Web page and app entries
┌────────

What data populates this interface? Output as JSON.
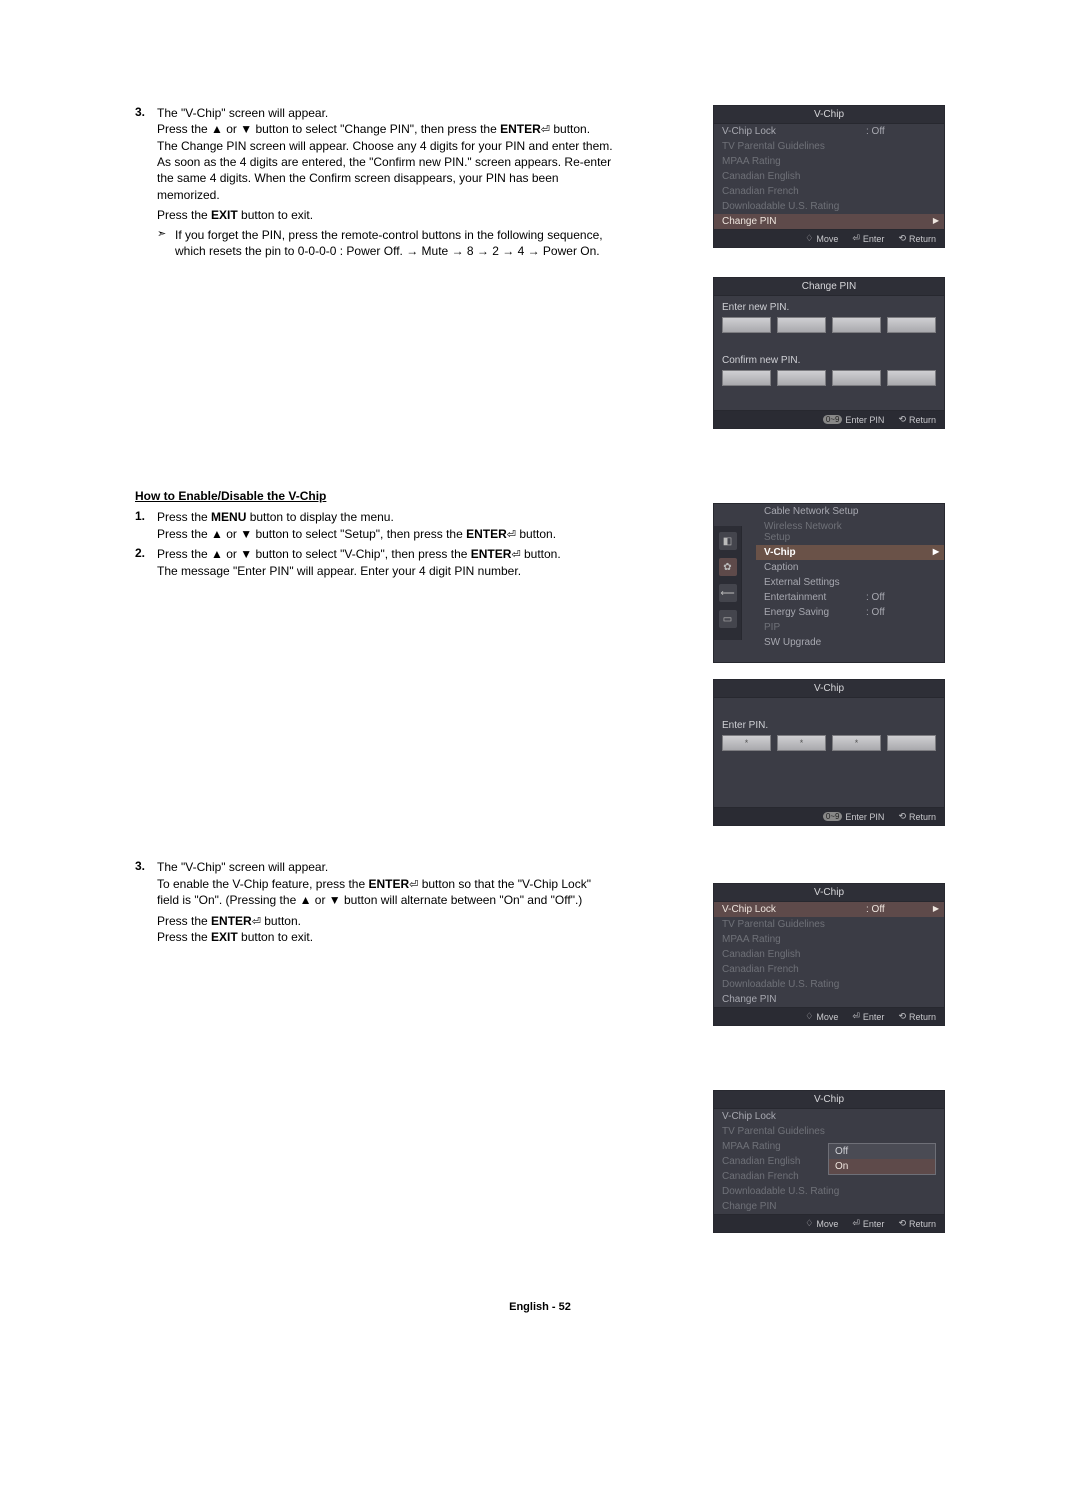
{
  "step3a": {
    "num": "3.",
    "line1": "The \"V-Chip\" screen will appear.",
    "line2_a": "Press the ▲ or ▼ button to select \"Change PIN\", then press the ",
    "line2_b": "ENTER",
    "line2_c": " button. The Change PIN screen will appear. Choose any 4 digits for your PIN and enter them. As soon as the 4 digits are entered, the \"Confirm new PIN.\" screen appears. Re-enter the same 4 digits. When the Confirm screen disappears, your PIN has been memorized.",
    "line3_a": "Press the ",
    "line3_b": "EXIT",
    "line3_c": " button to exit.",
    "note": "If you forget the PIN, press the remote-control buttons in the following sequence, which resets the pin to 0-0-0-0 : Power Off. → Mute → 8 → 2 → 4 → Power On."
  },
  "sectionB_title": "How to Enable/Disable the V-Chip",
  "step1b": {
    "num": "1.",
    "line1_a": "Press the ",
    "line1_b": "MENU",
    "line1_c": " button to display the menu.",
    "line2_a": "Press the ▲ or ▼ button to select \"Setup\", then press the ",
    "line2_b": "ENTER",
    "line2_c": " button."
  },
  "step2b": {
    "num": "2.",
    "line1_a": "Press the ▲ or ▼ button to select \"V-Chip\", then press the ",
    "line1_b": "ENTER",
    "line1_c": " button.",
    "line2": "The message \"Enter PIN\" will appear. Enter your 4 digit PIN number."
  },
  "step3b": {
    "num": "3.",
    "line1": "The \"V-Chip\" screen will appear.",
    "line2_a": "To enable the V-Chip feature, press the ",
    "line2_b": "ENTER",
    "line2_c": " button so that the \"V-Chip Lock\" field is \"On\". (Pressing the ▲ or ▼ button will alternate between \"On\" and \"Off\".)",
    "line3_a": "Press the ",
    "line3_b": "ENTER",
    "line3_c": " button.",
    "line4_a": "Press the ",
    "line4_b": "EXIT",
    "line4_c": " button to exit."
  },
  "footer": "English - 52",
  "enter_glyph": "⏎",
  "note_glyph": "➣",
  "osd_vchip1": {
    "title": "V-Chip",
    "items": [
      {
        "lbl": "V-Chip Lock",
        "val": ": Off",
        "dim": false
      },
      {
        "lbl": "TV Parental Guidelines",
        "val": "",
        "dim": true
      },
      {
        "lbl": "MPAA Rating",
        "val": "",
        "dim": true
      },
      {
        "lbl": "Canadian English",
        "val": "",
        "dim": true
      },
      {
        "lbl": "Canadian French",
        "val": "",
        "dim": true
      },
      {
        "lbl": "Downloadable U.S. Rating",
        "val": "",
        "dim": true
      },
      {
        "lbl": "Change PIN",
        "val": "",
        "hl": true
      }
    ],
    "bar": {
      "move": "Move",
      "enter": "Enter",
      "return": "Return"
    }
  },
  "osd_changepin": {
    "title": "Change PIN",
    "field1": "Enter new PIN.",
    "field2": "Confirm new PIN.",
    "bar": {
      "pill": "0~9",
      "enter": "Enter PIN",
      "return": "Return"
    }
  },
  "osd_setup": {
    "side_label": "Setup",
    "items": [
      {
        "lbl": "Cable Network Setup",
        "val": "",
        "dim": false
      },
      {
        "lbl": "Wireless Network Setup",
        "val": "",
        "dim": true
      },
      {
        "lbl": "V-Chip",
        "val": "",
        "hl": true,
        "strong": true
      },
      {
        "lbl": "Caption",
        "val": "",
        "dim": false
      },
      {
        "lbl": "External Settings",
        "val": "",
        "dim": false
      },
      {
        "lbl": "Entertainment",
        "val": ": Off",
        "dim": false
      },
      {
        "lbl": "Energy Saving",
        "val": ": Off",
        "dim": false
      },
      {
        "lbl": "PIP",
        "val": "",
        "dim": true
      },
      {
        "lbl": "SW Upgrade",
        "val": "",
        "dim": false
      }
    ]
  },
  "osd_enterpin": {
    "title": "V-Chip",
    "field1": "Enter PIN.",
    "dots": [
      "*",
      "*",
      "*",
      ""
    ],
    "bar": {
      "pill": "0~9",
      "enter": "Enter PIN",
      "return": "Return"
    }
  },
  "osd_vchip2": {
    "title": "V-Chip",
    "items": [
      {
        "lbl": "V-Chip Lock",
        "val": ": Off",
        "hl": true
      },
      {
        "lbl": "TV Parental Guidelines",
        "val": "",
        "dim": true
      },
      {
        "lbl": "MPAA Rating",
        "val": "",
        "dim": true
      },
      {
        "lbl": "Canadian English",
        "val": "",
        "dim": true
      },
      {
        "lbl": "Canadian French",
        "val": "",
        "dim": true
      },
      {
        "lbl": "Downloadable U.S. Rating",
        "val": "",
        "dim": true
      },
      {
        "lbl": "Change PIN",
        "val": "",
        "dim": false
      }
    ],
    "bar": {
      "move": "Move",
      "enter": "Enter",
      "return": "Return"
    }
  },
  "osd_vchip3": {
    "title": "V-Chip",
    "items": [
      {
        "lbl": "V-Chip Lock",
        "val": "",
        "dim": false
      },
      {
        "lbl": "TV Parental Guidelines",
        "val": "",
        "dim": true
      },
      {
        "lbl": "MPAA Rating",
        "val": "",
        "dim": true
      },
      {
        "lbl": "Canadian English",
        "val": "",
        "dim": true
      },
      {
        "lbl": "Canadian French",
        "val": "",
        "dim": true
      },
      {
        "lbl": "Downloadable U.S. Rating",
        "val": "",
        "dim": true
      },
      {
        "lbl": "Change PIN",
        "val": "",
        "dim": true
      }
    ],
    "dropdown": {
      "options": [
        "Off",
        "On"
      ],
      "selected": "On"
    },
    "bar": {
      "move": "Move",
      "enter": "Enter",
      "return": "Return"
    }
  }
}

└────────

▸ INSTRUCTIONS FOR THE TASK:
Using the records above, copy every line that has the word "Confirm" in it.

▸ EXERCISE RESULT:
    "line2_c": " button. The Change PIN screen will appear. Choose any 4 digits for your PIN and enter them. As soon as the 4 digits are entered, the \"Confirm new PIN.\" screen appears. Re-enter the same 4 digits. When the Confirm screen disappears, your PIN has been memorized.",
    "field2": "Confirm new PIN.",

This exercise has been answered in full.